  200 years ago a traveller on the turnpike road from Norwich to New Buckenham might well have stopped for refreshment at The Queen's Head, Bunwell, for it was conveniently located at the crossroads, next to St. Michael's church in the centre of the village.

  However,   had our traveller expected to find other facilities nearby, perhaps the services of a farrier or a wheelwright, he would have been disappointed.  Bunwell was not the traditional compact village clustered around the church or the village green. Bunwell was, and largely still is, a collection of some five hamlets scattered over the Parish.

If our traveller had taken time to explore the parish he would have found a self-sufficient agricultural community which included five other public houses , a large brickworks and numerous cottage industries.

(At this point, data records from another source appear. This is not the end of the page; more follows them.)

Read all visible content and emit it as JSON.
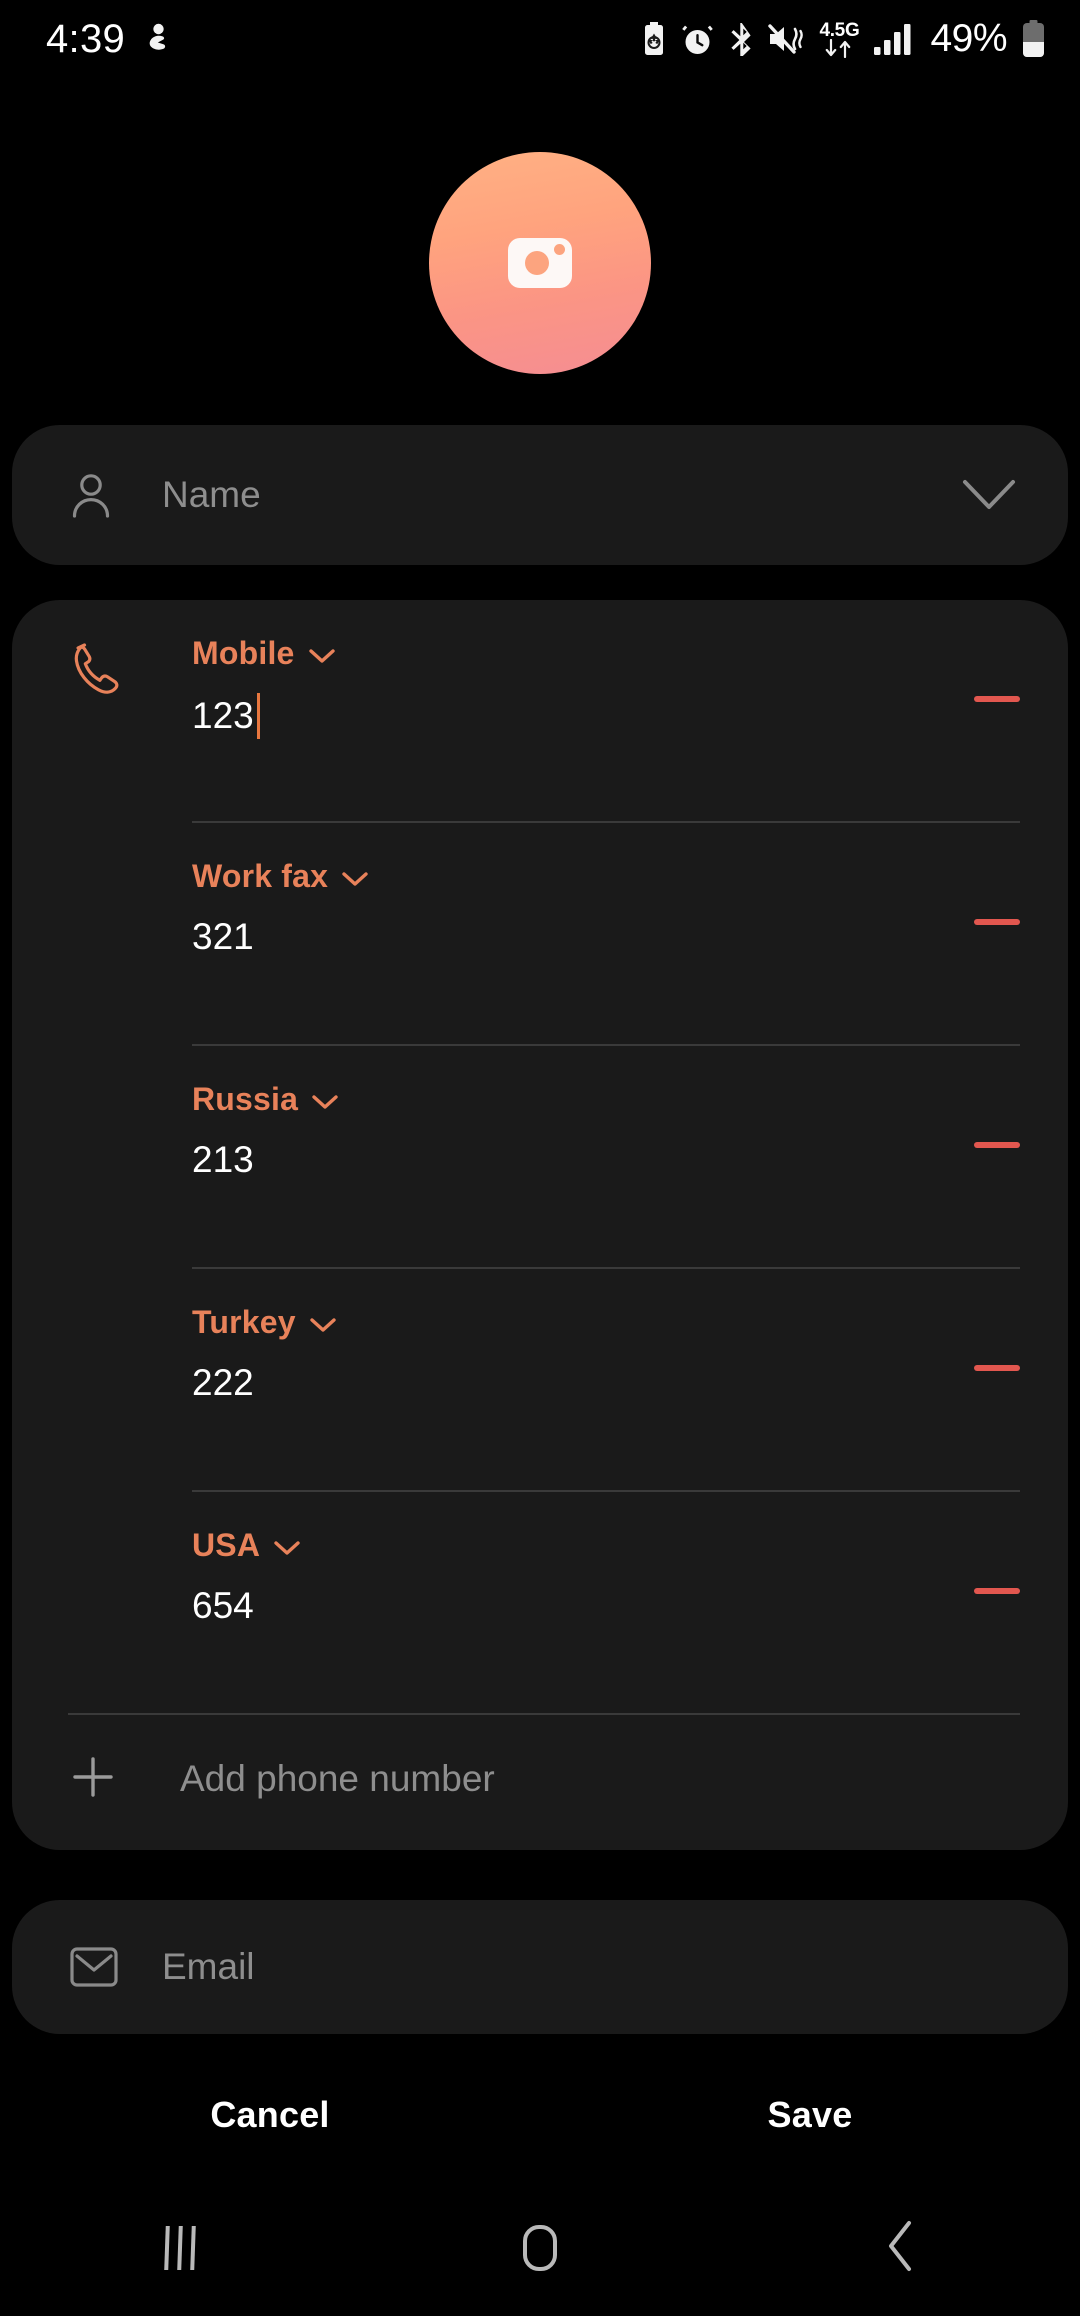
{
  "status_bar": {
    "time": "4:39",
    "left_icons": [
      "person-activity-icon"
    ],
    "right_icons": [
      "battery-saver-icon",
      "alarm-icon",
      "bluetooth-icon",
      "mute-vibrate-icon",
      "mobile-data-icon",
      "signal-bars-icon"
    ],
    "network_type": "4.5G",
    "battery_percent": "49%"
  },
  "avatar": {
    "icon": "camera-icon",
    "gradient_from": "#ffb184",
    "gradient_to": "#f58d93"
  },
  "name_field": {
    "icon": "person-icon",
    "placeholder": "Name",
    "expand_icon": "chevron-down-icon"
  },
  "phone_section": {
    "icon": "phone-handset-icon",
    "entries": [
      {
        "label": "Mobile",
        "value": "123",
        "has_caret": true,
        "remove_label": "remove"
      },
      {
        "label": "Work fax",
        "value": "321",
        "has_caret": false,
        "remove_label": "remove"
      },
      {
        "label": "Russia",
        "value": "213",
        "has_caret": false,
        "remove_label": "remove"
      },
      {
        "label": "Turkey",
        "value": "222",
        "has_caret": false,
        "remove_label": "remove"
      },
      {
        "label": "USA",
        "value": "654",
        "has_caret": false,
        "remove_label": "remove"
      }
    ],
    "add_label": "Add phone number",
    "add_icon": "plus-icon",
    "accent_color": "#e8825a",
    "remove_color": "#e2574f"
  },
  "email_field": {
    "icon": "envelope-icon",
    "placeholder": "Email"
  },
  "actions": {
    "cancel_label": "Cancel",
    "save_label": "Save"
  },
  "nav_bar": {
    "recents_label": "recents-icon",
    "home_label": "home-icon",
    "back_label": "back-icon"
  }
}
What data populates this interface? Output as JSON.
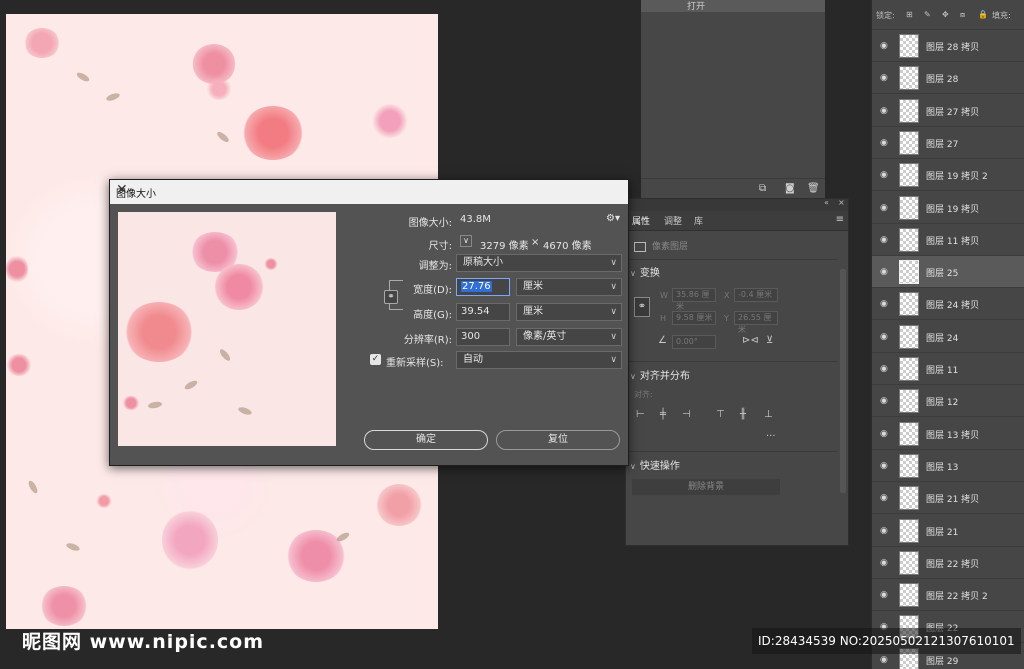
{
  "history": {
    "item": "打开"
  },
  "properties": {
    "tabs": [
      "属性",
      "调整",
      "库"
    ],
    "subtitle": "像素图层",
    "transform": {
      "title": "变换",
      "w_label": "W",
      "w_value": "35.86 厘米",
      "x_label": "X",
      "x_value": "-0.4 厘米",
      "h_label": "H",
      "h_value": "9.58 厘米",
      "y_label": "Y",
      "y_value": "26.55 厘米",
      "angle_value": "0.00°"
    },
    "align": {
      "title": "对齐并分布",
      "label": "对齐:"
    },
    "quick": {
      "title": "快速操作",
      "remove_bg": "删除背景"
    }
  },
  "layers": {
    "lock_label": "锁定:",
    "fill_label": "填充:",
    "items": [
      {
        "name": "图层 28 拷贝",
        "selected": false
      },
      {
        "name": "图层 28",
        "selected": false
      },
      {
        "name": "图层 27 拷贝",
        "selected": false
      },
      {
        "name": "图层 27",
        "selected": false
      },
      {
        "name": "图层 19 拷贝 2",
        "selected": false
      },
      {
        "name": "图层 19 拷贝",
        "selected": false
      },
      {
        "name": "图层 11 拷贝",
        "selected": false
      },
      {
        "name": "图层 25",
        "selected": true
      },
      {
        "name": "图层 24 拷贝",
        "selected": false
      },
      {
        "name": "图层 24",
        "selected": false
      },
      {
        "name": "图层 11",
        "selected": false
      },
      {
        "name": "图层 12",
        "selected": false
      },
      {
        "name": "图层 13 拷贝",
        "selected": false
      },
      {
        "name": "图层 13",
        "selected": false
      },
      {
        "name": "图层 21 拷贝",
        "selected": false
      },
      {
        "name": "图层 21",
        "selected": false
      },
      {
        "name": "图层 22 拷贝",
        "selected": false
      },
      {
        "name": "图层 22 拷贝 2",
        "selected": false
      },
      {
        "name": "图层 22",
        "selected": false
      },
      {
        "name": "图层 29",
        "selected": false
      }
    ]
  },
  "dialog": {
    "title": "图像大小",
    "image_size_label": "图像大小:",
    "image_size_value": "43.8M",
    "dimensions_label": "尺寸:",
    "dimensions_w": "3279 像素",
    "dimensions_sep": "×",
    "dimensions_h": "4670 像素",
    "fit_label": "调整为:",
    "fit_value": "原稿大小",
    "width_label": "宽度(D):",
    "width_value": "27.76",
    "width_unit": "厘米",
    "height_label": "高度(G):",
    "height_value": "39.54",
    "height_unit": "厘米",
    "resolution_label": "分辨率(R):",
    "resolution_value": "300",
    "resolution_unit": "像素/英寸",
    "resample_label": "重新采样(S):",
    "resample_value": "自动",
    "ok": "确定",
    "reset": "复位"
  },
  "watermark": {
    "left": "昵图网 www.nipic.com",
    "right": "ID:28434539 NO:20250502121307610101"
  }
}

  Bunwell's position on a ridge of fertile high ground gently sloping southwards to the river Tas made it, from ancient times, a desirable site for human settlement.  Archaeological finds in the parish point to the presence of Stone Age, Saxon, and Roman settlements.  Vernacular building styles still evident in the village bear evidence to its late medieval history.

   Villages change; trees have grown over the remains of the brickworks and the last pub closed in the 1970s.  Self-sufficiency now has a different meaning.  Whilst Bunwell is still a farming village it is now home to many who commute daily to Norwich, to home workers who communicate by the world wide web  and those who choose the village simply because it is a fine  place to live.  

17th c. Thatched Cottage with Tiled Dormers, Great Green

  Welcome to our web site which provides some glimpses of Bunwell's past, records the Group's research work and publications.